ASSIGNMENT
When copying the data, keep every line exactly the same.

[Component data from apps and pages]
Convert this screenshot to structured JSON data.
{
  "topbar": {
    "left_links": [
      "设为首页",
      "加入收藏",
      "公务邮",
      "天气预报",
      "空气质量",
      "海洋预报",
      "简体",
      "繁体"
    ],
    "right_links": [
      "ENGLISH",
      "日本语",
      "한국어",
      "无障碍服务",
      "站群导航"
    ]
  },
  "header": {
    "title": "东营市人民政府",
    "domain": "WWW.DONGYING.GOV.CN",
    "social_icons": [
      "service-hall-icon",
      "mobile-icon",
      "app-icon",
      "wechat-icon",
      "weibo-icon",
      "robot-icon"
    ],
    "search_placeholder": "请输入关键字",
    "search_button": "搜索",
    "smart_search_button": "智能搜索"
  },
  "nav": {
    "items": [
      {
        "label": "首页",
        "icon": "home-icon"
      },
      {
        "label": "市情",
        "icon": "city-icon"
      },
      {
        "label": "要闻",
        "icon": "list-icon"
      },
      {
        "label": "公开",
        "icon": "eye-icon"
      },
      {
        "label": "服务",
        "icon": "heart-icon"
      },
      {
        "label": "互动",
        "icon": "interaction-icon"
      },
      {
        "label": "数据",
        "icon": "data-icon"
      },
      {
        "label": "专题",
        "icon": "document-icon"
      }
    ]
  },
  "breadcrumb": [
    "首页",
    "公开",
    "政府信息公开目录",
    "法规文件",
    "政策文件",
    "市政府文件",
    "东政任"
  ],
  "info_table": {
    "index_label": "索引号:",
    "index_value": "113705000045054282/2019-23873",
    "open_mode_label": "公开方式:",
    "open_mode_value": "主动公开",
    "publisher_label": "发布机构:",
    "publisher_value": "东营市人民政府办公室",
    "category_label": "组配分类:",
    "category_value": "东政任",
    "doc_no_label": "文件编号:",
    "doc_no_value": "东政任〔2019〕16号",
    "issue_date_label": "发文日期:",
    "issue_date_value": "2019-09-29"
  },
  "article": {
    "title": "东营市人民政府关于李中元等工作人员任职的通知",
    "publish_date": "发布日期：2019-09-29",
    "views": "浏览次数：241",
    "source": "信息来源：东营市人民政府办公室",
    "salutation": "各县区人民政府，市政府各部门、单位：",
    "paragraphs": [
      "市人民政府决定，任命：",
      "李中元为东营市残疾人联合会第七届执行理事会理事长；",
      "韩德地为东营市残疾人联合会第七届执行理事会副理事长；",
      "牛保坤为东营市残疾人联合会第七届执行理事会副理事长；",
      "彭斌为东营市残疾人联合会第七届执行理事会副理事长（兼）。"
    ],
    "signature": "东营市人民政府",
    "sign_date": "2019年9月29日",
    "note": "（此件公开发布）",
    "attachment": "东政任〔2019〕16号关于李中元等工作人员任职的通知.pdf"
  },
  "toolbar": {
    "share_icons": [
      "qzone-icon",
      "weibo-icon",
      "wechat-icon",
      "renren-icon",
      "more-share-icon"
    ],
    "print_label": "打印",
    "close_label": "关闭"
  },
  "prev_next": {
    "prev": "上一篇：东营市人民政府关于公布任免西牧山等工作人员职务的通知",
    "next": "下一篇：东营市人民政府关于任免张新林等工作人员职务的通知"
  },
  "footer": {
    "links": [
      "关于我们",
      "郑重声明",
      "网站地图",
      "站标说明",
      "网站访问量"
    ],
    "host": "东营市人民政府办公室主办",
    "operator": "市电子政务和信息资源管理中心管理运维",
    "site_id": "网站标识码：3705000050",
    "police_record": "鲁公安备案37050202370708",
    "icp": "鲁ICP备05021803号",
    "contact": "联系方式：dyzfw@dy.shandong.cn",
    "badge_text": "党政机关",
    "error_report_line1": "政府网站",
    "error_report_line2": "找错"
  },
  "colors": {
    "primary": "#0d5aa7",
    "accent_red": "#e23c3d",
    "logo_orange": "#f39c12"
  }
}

WORKED SOLUTION
Convert this screenshot to structured JSON data.
{
  "topbar": {
    "left_links": [
      "设为首页",
      "加入收藏",
      "公务邮",
      "天气预报",
      "空气质量",
      "海洋预报",
      "简体",
      "繁体"
    ],
    "right_links": [
      "ENGLISH",
      "日本语",
      "한국어",
      "无障碍服务",
      "站群导航"
    ]
  },
  "header": {
    "title": "东营市人民政府",
    "domain": "WWW.DONGYING.GOV.CN",
    "social_icons": [
      "service-hall-icon",
      "mobile-icon",
      "app-icon",
      "wechat-icon",
      "weibo-icon",
      "robot-icon"
    ],
    "search_placeholder": "请输入关键字",
    "search_button": "搜索",
    "smart_search_button": "智能搜索"
  },
  "nav": {
    "items": [
      {
        "label": "首页",
        "icon": "home-icon"
      },
      {
        "label": "市情",
        "icon": "city-icon"
      },
      {
        "label": "要闻",
        "icon": "list-icon"
      },
      {
        "label": "公开",
        "icon": "eye-icon"
      },
      {
        "label": "服务",
        "icon": "heart-icon"
      },
      {
        "label": "互动",
        "icon": "interaction-icon"
      },
      {
        "label": "数据",
        "icon": "data-icon"
      },
      {
        "label": "专题",
        "icon": "document-icon"
      }
    ]
  },
  "breadcrumb": [
    "首页",
    "公开",
    "政府信息公开目录",
    "法规文件",
    "政策文件",
    "市政府文件",
    "东政任"
  ],
  "info_table": {
    "index_label": "索引号:",
    "index_value": "113705000045054282/2019-23873",
    "open_mode_label": "公开方式:",
    "open_mode_value": "主动公开",
    "publisher_label": "发布机构:",
    "publisher_value": "东营市人民政府办公室",
    "category_label": "组配分类:",
    "category_value": "东政任",
    "doc_no_label": "文件编号:",
    "doc_no_value": "东政任〔2019〕16号",
    "issue_date_label": "发文日期:",
    "issue_date_value": "2019-09-29"
  },
  "article": {
    "title": "东营市人民政府关于李中元等工作人员任职的通知",
    "publish_date": "发布日期：2019-09-29",
    "views": "浏览次数：241",
    "source": "信息来源：东营市人民政府办公室",
    "salutation": "各县区人民政府，市政府各部门、单位：",
    "paragraphs": [
      "市人民政府决定，任命：",
      "李中元为东营市残疾人联合会第七届执行理事会理事长；",
      "韩德地为东营市残疾人联合会第七届执行理事会副理事长；",
      "牛保坤为东营市残疾人联合会第七届执行理事会副理事长；",
      "彭斌为东营市残疾人联合会第七届执行理事会副理事长（兼）。"
    ],
    "signature": "东营市人民政府",
    "sign_date": "2019年9月29日",
    "note": "（此件公开发布）",
    "attachment": "东政任〔2019〕16号关于李中元等工作人员任职的通知.pdf"
  },
  "toolbar": {
    "share_icons": [
      "qzone-icon",
      "weibo-icon",
      "wechat-icon",
      "renren-icon",
      "more-share-icon"
    ],
    "print_label": "打印",
    "close_label": "关闭"
  },
  "prev_next": {
    "prev": "上一篇：东营市人民政府关于公布任免西牧山等工作人员职务的通知",
    "next": "下一篇：东营市人民政府关于任免张新林等工作人员职务的通知"
  },
  "footer": {
    "links": [
      "关于我们",
      "郑重声明",
      "网站地图",
      "站标说明",
      "网站访问量"
    ],
    "host": "东营市人民政府办公室主办",
    "operator": "市电子政务和信息资源管理中心管理运维",
    "site_id": "网站标识码：3705000050",
    "police_record": "鲁公安备案37050202370708",
    "icp": "鲁ICP备05021803号",
    "contact": "联系方式：dyzfw@dy.shandong.cn",
    "badge_text": "党政机关",
    "error_report_line1": "政府网站",
    "error_report_line2": "找错"
  },
  "colors": {
    "primary": "#0d5aa7",
    "accent_red": "#e23c3d",
    "logo_orange": "#f39c12"
  }
}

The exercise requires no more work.